## Problem
Write the listing out again, exactly as it appears.
==== Records to process ====
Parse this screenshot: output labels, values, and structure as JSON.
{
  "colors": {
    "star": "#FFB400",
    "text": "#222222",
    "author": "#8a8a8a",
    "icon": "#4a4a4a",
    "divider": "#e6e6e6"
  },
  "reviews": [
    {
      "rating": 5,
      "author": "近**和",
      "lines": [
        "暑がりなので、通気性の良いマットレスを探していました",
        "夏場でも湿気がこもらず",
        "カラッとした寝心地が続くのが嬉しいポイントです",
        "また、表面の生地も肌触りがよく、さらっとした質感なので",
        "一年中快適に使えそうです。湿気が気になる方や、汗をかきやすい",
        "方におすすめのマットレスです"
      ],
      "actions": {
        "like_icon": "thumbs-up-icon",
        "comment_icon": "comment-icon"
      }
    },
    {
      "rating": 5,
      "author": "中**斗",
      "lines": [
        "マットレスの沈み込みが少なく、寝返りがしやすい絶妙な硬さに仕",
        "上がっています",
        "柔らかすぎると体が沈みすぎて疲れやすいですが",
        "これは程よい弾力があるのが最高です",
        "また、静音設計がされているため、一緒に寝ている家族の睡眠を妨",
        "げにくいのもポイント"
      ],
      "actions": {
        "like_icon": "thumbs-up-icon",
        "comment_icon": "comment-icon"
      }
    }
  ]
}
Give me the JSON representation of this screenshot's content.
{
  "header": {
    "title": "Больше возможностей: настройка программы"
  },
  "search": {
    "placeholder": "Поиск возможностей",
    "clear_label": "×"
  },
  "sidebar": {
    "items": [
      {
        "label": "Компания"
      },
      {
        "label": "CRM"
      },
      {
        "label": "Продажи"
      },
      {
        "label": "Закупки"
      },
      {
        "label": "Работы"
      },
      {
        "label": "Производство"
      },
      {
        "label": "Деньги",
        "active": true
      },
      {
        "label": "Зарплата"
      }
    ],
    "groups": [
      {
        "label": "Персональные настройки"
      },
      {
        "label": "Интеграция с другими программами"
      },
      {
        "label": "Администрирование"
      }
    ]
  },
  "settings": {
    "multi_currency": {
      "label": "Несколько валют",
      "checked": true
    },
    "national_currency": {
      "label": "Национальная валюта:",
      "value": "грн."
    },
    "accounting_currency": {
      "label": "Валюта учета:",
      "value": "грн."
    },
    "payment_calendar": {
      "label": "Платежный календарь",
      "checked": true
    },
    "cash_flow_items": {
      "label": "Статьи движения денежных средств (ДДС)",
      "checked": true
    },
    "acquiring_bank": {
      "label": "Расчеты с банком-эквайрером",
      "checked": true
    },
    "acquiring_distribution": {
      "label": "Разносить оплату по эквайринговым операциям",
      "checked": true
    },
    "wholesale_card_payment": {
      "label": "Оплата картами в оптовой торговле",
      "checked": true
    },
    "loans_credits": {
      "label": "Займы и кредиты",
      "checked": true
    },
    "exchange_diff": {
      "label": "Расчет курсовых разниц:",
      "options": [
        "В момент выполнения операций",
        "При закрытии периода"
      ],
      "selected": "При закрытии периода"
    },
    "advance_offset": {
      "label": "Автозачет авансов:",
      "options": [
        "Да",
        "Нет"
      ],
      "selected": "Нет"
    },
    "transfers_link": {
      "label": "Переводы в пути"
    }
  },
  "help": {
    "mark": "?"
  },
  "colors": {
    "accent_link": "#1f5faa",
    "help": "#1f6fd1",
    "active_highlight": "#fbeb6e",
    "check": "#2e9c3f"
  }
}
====
## Task result
Parse this screenshot: output labels, values, and structure as JSON.
{
  "colors": {
    "star": "#FFB400",
    "text": "#222222",
    "author": "#8a8a8a",
    "icon": "#4a4a4a",
    "divider": "#e6e6e6"
  },
  "reviews": [
    {
      "rating": 5,
      "author": "近**和",
      "lines": [
        "暑がりなので、通気性の良いマットレスを探していました",
        "夏場でも湿気がこもらず",
        "カラッとした寝心地が続くのが嬉しいポイントです",
        "また、表面の生地も肌触りがよく、さらっとした質感なので",
        "一年中快適に使えそうです。湿気が気になる方や、汗をかきやすい",
        "方におすすめのマットレスです"
      ],
      "actions": {
        "like_icon": "thumbs-up-icon",
        "comment_icon": "comment-icon"
      }
    },
    {
      "rating": 5,
      "author": "中**斗",
      "lines": [
        "マットレスの沈み込みが少なく、寝返りがしやすい絶妙な硬さに仕",
        "上がっています",
        "柔らかすぎると体が沈みすぎて疲れやすいですが",
        "これは程よい弾力があるのが最高です",
        "また、静音設計がされているため、一緒に寝ている家族の睡眠を妨",
        "げにくいのもポイント"
      ],
      "actions": {
        "like_icon": "thumbs-up-icon",
        "comment_icon": "comment-icon"
      }
    }
  ]
}
Give me the JSON representation of this screenshot's content.
{
  "header": {
    "title": "Больше возможностей: настройка программы"
  },
  "search": {
    "placeholder": "Поиск возможностей",
    "clear_label": "×"
  },
  "sidebar": {
    "items": [
      {
        "label": "Компания"
      },
      {
        "label": "CRM"
      },
      {
        "label": "Продажи"
      },
      {
        "label": "Закупки"
      },
      {
        "label": "Работы"
      },
      {
        "label": "Производство"
      },
      {
        "label": "Деньги",
        "active": true
      },
      {
        "label": "Зарплата"
      }
    ],
    "groups": [
      {
        "label": "Персональные настройки"
      },
      {
        "label": "Интеграция с другими программами"
      },
      {
        "label": "Администрирование"
      }
    ]
  },
  "settings": {
    "multi_currency": {
      "label": "Несколько валют",
      "checked": true
    },
    "national_currency": {
      "label": "Национальная валюта:",
      "value": "грн."
    },
    "accounting_currency": {
      "label": "Валюта учета:",
      "value": "грн."
    },
    "payment_calendar": {
      "label": "Платежный календарь",
      "checked": true
    },
    "cash_flow_items": {
      "label": "Статьи движения денежных средств (ДДС)",
      "checked": true
    },
    "acquiring_bank": {
      "label": "Расчеты с банком-эквайрером",
      "checked": true
    },
    "acquiring_distribution": {
      "label": "Разносить оплату по эквайринговым операциям",
      "checked": true
    },
    "wholesale_card_payment": {
      "label": "Оплата картами в оптовой торговле",
      "checked": true
    },
    "loans_credits": {
      "label": "Займы и кредиты",
      "checked": true
    },
    "exchange_diff": {
      "label": "Расчет курсовых разниц:",
      "options": [
        "В момент выполнения операций",
        "При закрытии периода"
      ],
      "selected": "При закрытии периода"
    },
    "advance_offset": {
      "label": "Автозачет авансов:",
      "options": [
        "Да",
        "Нет"
      ],
      "selected": "Нет"
    },
    "transfers_link": {
      "label": "Переводы в пути"
    }
  },
  "help": {
    "mark": "?"
  },
  "colors": {
    "accent_link": "#1f5faa",
    "help": "#1f6fd1",
    "active_highlight": "#fbeb6e",
    "check": "#2e9c3f"
  }
}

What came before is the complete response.